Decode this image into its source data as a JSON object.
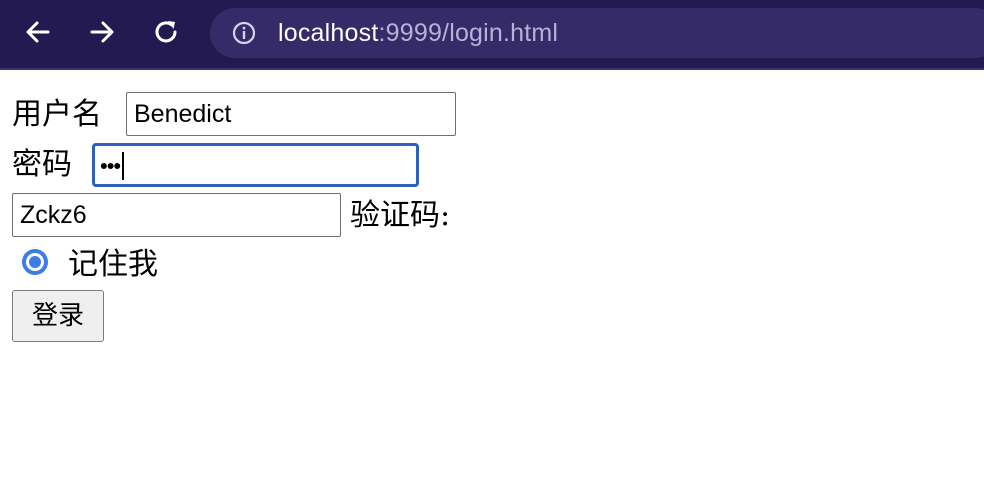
{
  "browser": {
    "url_host": "localhost",
    "url_rest": ":9999/login.html",
    "icons": {
      "back": "arrow-left",
      "forward": "arrow-right",
      "reload": "refresh",
      "site_info": "info-circle"
    }
  },
  "form": {
    "username_label": "用户名",
    "username_value": "Benedict",
    "password_label": "密码",
    "password_mask": "•••",
    "captcha_value": "Zckz6",
    "captcha_label": "验证码:",
    "remember_label": "记住我",
    "remember_checked": true,
    "login_button": "登录"
  },
  "colors": {
    "topbar": "#231a52",
    "omnibox": "#352b68",
    "focus_border": "#2f5fbf",
    "radio_accent": "#3b7ce6"
  }
}
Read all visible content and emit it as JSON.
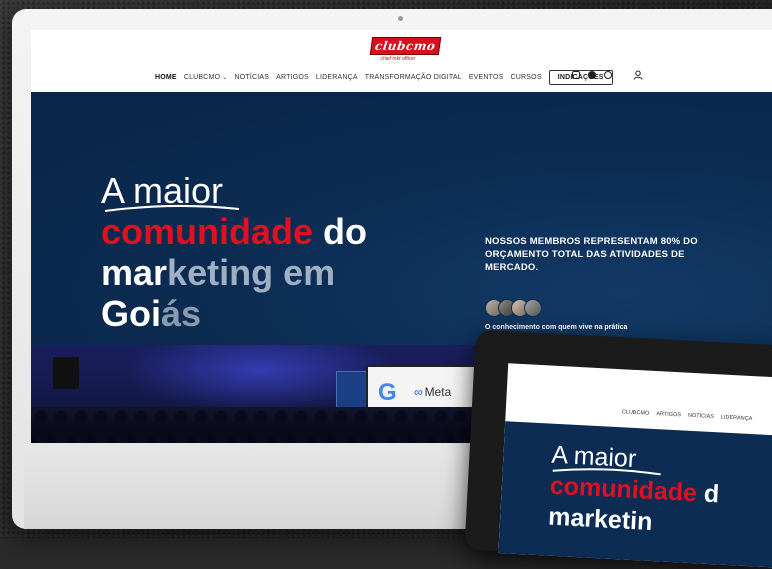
{
  "site": {
    "logo_text": "clubcmo",
    "logo_tagline": "chief mkt officer"
  },
  "nav": {
    "items": [
      "HOME",
      "CLUBCMO",
      "NOTÍCIAS",
      "ARTIGOS",
      "LIDERANÇA",
      "TRANSFORMAÇÃO DIGITAL",
      "EVENTOS",
      "CURSOS"
    ],
    "cta": "INDICAÇÕES",
    "icons": [
      "instagram-icon",
      "spotify-icon",
      "whatsapp-icon",
      "user-icon"
    ]
  },
  "hero": {
    "line1": "A maior",
    "line2_red": "comunidade",
    "line2_white": " do",
    "line3_a": "mar",
    "line3_b": "keting em",
    "line4_a": "Goi",
    "line4_b": "ás",
    "stat": "NOSSOS MEMBROS REPRESENTAM 80% DO ORÇAMENTO TOTAL DAS ATIVIDADES DE MERCADO.",
    "caption": "O conhecimento com quem vive na prática"
  },
  "event": {
    "partner1": "G",
    "partner2": "Meta"
  },
  "tablet": {
    "nav": [
      "CLUBCMO",
      "ARTIGOS",
      "NOTÍCIAS",
      "LIDERANÇA"
    ],
    "line1": "A maior",
    "line2_red": "comunidade",
    "line2_white": " d",
    "line3": "marketin"
  },
  "colors": {
    "accent_red": "#e01020",
    "hero_navy": "#0c2c53"
  }
}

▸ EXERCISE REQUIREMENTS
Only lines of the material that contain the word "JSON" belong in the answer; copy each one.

▸ OUTPUT FOR THIS EXERCISE
Decode this image into its source data as a JSON object.
Read all visible content and emit it as JSON.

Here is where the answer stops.